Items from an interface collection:

· · · · ·

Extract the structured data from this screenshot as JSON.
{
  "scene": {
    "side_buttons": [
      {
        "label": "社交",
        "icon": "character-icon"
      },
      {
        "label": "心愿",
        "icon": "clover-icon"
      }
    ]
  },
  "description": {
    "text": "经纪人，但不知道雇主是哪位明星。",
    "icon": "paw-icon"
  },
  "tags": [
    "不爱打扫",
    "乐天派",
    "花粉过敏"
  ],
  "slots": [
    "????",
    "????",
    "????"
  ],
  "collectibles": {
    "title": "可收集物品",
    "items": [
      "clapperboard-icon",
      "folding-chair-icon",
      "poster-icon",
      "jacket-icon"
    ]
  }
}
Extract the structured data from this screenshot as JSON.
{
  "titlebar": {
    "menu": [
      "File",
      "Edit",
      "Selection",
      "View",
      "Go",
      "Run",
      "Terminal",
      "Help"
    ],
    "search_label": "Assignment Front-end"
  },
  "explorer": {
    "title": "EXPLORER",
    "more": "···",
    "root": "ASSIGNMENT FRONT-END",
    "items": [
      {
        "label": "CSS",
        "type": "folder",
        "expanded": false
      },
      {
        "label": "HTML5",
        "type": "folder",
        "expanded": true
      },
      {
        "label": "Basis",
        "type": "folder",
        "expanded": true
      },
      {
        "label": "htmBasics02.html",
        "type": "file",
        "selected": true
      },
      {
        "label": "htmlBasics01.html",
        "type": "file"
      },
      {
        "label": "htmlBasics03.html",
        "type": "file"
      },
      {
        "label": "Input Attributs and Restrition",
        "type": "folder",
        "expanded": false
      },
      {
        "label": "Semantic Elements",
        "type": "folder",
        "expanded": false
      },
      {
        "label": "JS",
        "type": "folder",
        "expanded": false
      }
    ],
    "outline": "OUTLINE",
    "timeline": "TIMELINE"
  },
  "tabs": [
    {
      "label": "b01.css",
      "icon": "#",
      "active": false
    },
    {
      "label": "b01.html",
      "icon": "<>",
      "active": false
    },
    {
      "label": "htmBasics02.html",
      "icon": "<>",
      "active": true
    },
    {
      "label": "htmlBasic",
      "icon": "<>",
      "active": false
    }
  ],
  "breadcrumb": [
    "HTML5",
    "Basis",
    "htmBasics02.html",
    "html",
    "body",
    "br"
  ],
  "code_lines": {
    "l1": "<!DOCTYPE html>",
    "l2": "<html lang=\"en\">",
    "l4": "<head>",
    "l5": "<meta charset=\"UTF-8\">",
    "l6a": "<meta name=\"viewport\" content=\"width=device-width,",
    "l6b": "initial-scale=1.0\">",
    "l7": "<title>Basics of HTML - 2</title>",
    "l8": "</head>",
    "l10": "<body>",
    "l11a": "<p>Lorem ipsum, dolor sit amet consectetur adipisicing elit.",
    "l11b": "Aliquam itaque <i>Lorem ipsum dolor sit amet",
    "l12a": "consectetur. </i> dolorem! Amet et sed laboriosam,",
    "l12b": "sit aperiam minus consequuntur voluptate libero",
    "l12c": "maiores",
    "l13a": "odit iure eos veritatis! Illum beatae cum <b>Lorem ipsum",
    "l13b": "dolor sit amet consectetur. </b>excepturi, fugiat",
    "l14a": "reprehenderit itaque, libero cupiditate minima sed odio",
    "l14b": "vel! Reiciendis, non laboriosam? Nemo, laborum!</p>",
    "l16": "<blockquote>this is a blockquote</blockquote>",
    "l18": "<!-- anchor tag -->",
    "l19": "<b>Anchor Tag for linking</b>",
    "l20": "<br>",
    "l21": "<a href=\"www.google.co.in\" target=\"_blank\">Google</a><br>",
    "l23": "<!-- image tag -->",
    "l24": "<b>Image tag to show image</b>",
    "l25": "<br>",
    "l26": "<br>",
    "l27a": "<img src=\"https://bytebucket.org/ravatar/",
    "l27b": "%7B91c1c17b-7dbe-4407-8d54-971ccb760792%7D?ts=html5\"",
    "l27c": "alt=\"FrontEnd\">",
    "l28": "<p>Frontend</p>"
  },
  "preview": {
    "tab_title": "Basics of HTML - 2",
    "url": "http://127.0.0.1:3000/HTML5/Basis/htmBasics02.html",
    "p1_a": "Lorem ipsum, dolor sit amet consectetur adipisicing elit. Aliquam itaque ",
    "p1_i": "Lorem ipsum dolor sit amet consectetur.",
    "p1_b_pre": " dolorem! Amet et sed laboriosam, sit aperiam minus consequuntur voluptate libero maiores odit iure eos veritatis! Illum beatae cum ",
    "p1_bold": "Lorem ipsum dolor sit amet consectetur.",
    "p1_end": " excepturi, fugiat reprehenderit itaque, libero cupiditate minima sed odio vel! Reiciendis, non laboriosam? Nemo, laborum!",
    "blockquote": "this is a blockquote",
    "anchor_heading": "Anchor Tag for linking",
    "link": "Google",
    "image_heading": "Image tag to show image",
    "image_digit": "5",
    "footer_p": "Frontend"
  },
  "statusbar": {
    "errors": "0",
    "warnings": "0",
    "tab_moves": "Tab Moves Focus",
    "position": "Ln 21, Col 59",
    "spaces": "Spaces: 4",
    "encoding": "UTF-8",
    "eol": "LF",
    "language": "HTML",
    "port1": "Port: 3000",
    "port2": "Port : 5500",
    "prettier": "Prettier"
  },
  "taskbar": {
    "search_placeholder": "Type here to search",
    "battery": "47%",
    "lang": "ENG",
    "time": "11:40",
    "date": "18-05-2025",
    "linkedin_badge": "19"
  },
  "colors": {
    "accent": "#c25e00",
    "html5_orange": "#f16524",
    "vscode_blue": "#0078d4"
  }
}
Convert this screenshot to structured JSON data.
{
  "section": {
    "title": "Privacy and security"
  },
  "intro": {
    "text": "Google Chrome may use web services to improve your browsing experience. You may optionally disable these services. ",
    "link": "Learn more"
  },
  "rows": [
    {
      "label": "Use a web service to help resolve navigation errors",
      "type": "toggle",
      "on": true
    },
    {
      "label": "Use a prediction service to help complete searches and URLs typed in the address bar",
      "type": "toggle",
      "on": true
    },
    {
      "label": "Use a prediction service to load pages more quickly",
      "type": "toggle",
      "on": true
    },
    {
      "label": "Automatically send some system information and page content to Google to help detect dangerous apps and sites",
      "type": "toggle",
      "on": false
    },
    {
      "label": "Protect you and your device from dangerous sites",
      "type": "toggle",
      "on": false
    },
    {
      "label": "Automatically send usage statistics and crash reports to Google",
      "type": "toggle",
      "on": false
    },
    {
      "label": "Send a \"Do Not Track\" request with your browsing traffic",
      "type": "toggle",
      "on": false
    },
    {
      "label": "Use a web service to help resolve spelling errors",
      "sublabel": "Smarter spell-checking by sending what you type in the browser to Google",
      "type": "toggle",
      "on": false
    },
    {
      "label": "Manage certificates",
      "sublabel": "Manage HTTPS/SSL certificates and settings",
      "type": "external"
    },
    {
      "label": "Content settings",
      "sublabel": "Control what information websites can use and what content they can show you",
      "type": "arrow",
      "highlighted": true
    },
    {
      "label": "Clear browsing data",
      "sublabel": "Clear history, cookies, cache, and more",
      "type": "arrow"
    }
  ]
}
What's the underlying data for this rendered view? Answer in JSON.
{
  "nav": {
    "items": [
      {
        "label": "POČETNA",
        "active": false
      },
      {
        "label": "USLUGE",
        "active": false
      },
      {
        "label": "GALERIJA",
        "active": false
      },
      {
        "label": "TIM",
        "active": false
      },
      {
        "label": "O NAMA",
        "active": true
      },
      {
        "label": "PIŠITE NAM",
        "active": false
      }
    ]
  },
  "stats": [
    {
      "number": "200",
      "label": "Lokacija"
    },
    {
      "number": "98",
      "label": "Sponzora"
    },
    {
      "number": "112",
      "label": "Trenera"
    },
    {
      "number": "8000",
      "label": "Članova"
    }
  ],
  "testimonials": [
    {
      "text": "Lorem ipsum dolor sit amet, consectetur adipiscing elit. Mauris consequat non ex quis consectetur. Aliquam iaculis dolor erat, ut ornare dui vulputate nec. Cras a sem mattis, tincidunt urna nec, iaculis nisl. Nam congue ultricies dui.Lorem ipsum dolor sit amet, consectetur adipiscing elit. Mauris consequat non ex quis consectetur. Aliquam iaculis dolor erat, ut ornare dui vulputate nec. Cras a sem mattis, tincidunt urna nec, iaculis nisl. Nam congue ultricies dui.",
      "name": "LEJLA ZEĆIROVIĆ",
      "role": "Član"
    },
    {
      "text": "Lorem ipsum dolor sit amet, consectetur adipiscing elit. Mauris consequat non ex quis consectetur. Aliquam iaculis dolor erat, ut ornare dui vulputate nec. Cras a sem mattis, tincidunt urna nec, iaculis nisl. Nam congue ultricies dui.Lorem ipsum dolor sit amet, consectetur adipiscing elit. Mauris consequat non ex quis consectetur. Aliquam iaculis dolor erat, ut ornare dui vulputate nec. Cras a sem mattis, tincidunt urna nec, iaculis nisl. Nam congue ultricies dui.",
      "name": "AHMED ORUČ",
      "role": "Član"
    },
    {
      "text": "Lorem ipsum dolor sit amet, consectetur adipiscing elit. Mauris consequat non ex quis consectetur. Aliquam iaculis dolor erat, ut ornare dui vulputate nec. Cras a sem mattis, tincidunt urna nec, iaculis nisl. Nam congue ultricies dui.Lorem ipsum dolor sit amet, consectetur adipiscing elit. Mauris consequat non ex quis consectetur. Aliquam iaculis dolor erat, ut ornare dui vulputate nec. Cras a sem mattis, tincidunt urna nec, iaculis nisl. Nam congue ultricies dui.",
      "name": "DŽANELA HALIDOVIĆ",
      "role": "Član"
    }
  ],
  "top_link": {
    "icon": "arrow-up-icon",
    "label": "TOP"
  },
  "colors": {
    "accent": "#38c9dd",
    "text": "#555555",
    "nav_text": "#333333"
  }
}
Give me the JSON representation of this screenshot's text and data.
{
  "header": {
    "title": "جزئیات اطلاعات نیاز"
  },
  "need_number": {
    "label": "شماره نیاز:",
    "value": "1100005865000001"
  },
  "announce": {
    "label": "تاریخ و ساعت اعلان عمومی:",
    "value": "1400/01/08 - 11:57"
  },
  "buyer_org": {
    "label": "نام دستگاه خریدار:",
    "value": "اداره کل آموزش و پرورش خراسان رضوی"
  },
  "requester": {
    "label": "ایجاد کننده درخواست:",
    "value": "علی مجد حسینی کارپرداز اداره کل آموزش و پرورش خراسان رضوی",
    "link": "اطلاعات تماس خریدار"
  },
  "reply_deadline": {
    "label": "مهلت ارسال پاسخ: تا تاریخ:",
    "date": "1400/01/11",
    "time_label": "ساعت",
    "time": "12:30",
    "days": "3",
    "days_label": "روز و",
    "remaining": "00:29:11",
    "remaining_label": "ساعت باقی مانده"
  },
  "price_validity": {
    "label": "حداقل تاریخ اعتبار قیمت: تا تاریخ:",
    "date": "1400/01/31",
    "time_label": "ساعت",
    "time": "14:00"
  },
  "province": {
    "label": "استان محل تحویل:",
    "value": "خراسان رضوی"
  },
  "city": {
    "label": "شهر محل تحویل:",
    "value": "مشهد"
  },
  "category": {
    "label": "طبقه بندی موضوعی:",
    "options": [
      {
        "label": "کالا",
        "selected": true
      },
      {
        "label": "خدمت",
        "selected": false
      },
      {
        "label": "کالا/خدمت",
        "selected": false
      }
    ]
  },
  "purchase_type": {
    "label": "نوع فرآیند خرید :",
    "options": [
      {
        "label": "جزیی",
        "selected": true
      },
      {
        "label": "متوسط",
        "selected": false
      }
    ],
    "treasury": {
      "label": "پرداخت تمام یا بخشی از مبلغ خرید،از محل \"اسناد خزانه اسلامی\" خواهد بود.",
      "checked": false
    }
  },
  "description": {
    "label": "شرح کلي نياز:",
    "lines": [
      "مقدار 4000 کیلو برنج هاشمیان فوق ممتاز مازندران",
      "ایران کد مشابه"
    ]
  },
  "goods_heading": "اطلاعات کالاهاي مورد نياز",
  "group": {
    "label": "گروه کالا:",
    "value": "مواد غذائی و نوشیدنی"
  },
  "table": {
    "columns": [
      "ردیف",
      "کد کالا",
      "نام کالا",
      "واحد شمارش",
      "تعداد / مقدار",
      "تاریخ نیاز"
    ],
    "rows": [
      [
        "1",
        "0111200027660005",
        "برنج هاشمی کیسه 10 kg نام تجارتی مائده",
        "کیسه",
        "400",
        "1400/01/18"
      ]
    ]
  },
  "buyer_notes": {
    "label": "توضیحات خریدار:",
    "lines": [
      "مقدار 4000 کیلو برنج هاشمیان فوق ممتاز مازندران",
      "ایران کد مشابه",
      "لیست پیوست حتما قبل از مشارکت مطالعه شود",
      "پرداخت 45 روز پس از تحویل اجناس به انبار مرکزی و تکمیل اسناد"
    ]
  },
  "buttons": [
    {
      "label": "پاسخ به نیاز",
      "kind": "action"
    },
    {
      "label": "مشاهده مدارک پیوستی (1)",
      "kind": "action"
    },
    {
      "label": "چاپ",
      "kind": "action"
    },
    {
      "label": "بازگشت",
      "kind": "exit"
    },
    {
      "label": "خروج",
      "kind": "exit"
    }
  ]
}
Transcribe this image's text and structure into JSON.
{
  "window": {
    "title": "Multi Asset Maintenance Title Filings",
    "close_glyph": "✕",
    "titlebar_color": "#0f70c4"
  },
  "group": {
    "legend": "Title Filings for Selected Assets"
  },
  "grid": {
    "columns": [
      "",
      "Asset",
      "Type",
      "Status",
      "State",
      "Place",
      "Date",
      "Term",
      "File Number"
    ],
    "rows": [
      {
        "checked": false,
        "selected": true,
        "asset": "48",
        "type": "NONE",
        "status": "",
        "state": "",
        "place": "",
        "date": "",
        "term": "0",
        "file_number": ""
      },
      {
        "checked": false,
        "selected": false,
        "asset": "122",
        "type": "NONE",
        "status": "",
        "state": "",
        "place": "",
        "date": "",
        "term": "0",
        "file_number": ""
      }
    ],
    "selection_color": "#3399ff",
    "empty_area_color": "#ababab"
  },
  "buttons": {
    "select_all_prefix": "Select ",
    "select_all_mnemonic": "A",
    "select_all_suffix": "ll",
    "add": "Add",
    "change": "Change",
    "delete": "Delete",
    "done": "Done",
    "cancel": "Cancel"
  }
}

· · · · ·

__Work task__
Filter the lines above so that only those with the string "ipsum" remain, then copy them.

__Your response__
    "l11a": "<p>Lorem ipsum, dolor sit amet consectetur adipisicing elit.",
    "l11b": "Aliquam itaque <i>Lorem ipsum dolor sit amet",
    "l13a": "odit iure eos veritatis! Illum beatae cum <b>Lorem ipsum",
    "p1_a": "Lorem ipsum, dolor sit amet consectetur adipisicing elit. Aliquam itaque ",
    "p1_i": "Lorem ipsum dolor sit amet consectetur.",
    "p1_bold": "Lorem ipsum dolor sit amet consectetur.",
      "text": "Lorem ipsum dolor sit amet, consectetur adipiscing elit. Mauris consequat non ex quis consectetur. Aliquam iaculis dolor erat, ut ornare dui vulputate nec. Cras a sem mattis, tincidunt urna nec, iaculis nisl. Nam congue ultricies dui.Lorem ipsum dolor sit amet, consectetur adipiscing elit. Mauris consequat non ex quis consectetur. Aliquam iaculis dolor erat, ut ornare dui vulputate nec. Cras a sem mattis, tincidunt urna nec, iaculis nisl. Nam congue ultricies dui.",
      "text": "Lorem ipsum dolor sit amet, consectetur adipiscing elit. Mauris consequat non ex quis consectetur. Aliquam iaculis dolor erat, ut ornare dui vulputate nec. Cras a sem mattis, tincidunt urna nec, iaculis nisl. Nam congue ultricies dui.Lorem ipsum dolor sit amet, consectetur adipiscing elit. Mauris consequat non ex quis consectetur. Aliquam iaculis dolor erat, ut ornare dui vulputate nec. Cras a sem mattis, tincidunt urna nec, iaculis nisl. Nam congue ultricies dui.",
      "text": "Lorem ipsum dolor sit amet, consectetur adipiscing elit. Mauris consequat non ex quis consectetur. Aliquam iaculis dolor erat, ut ornare dui vulputate nec. Cras a sem mattis, tincidunt urna nec, iaculis nisl. Nam congue ultricies dui.Lorem ipsum dolor sit amet, consectetur adipiscing elit. Mauris consequat non ex quis consectetur. Aliquam iaculis dolor erat, ut ornare dui vulputate nec. Cras a sem mattis, tincidunt urna nec, iaculis nisl. Nam congue ultricies dui.",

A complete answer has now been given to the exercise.